Metabolic Health Startup Ultrahuman Launches Smart Ring

Ultrahuman

Ultrahuman, a metabolic health company, is entering the smart ring wars.

For context: Ultrahuman previously raised $17.5M and acquired LazyCo, an Indian smart ring maker, this past April. Known for its “Cyborg” CGM patch paired with accompanying app, the company targets health optimization over diabetic care.

The latest: The company announced preorders for its new Ultrahuman Ring. Set to ship globally in August 2022, the device is a companion wearable to the company’s CGM patch, tracking heart rate, movement, temperature, and sleep.

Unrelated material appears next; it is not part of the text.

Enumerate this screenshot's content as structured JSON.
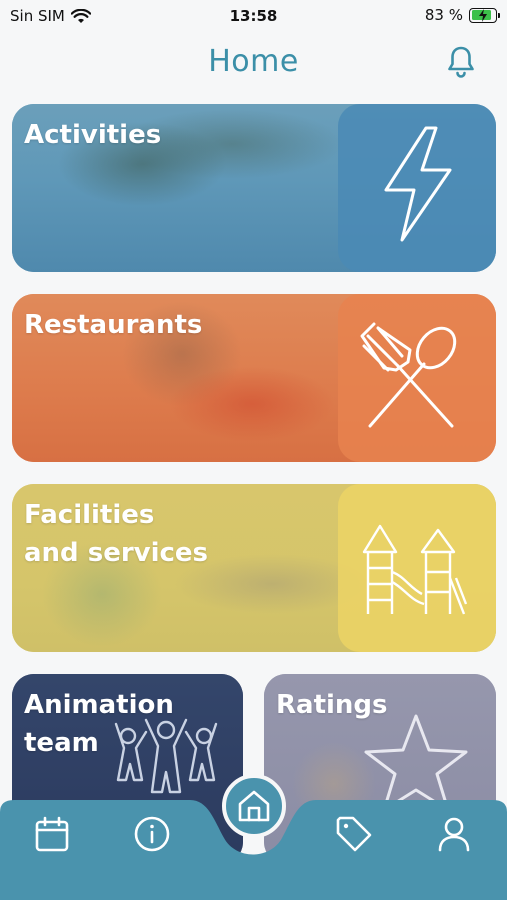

Of note, despite being billed as the “world’s first metabolism tracking ring,” the new ring is not equipped with glucose monitoring tech.

How it works: Syncing with the Ultrahuman’s Cyborg CGM and M1 platform, the ring’s biometric data will be used for insights and lifestyle recommendations to support overall metabolic health — such as balancing blood sugar with a better night’s sleep.

A limiting factor for now, Ultrahuman’s Cyborg hardware is only available in India and United Arab Emirates. Still in beta, the company amassed a waitlist of 125K, with plans to enter the US market by “Q2 2023.”

Tackling the metabolic health crisis, Ultrahuman hopes its health-tracking ring bolsters its CGM ecosystem, encouraging adoption and differentiating it in a crowded market.

Ring Wars

As we pointed out in Issue No. 188, more companies are vying for your finger, including some with blood glucose in their sights.

  • Oura has sold 1M devices, with promised SPO2 capabilities finally hitting this summer.
  • French ring maker Circular will attempt to side-step an Oura patent suit to begin US sales this fall.
  • Movano recently secured its seventh patent and is trialing noninvasive ​​sensors for glucose and blood pressure monitoring.

Takeaway: From rings to patches, predicting stress to analyzing your blood, wearable makers like Ultrahuman are carving out niches to compete. But, beyond biometric data, no one has solved for behavior change — meaning the industry has a long way to go if it hopes to impact health on a global scale.